━━━ INFORMATION
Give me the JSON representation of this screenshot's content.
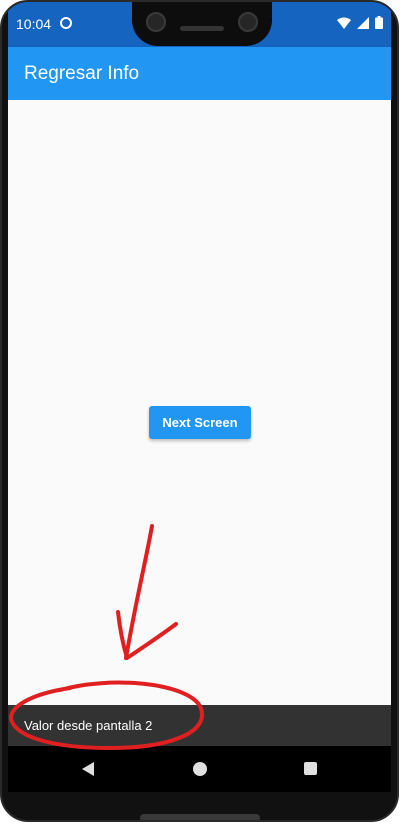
{
  "status_bar": {
    "time": "10:04",
    "icons": [
      "sync-icon",
      "wifi-icon",
      "signal-icon",
      "battery-icon"
    ]
  },
  "app_bar": {
    "title": "Regresar Info"
  },
  "main": {
    "next_button_label": "Next Screen"
  },
  "snackbar": {
    "message": "Valor desde pantalla 2"
  },
  "nav_bar": {
    "icons": [
      "back-icon",
      "home-icon",
      "recents-icon"
    ]
  },
  "colors": {
    "primary": "#2196f3",
    "status_bar": "#1565c0",
    "background": "#fafafa",
    "snackbar": "#323232",
    "annotation": "#e02020"
  }
}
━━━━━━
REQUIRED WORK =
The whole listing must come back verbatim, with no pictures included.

TASK RESPONSE =
Give me the JSON representation of this screenshot's content.
{
  "status_bar": {
    "time": "10:04",
    "icons": [
      "sync-icon",
      "wifi-icon",
      "signal-icon",
      "battery-icon"
    ]
  },
  "app_bar": {
    "title": "Regresar Info"
  },
  "main": {
    "next_button_label": "Next Screen"
  },
  "snackbar": {
    "message": "Valor desde pantalla 2"
  },
  "nav_bar": {
    "icons": [
      "back-icon",
      "home-icon",
      "recents-icon"
    ]
  },
  "colors": {
    "primary": "#2196f3",
    "status_bar": "#1565c0",
    "background": "#fafafa",
    "snackbar": "#323232",
    "annotation": "#e02020"
  }
}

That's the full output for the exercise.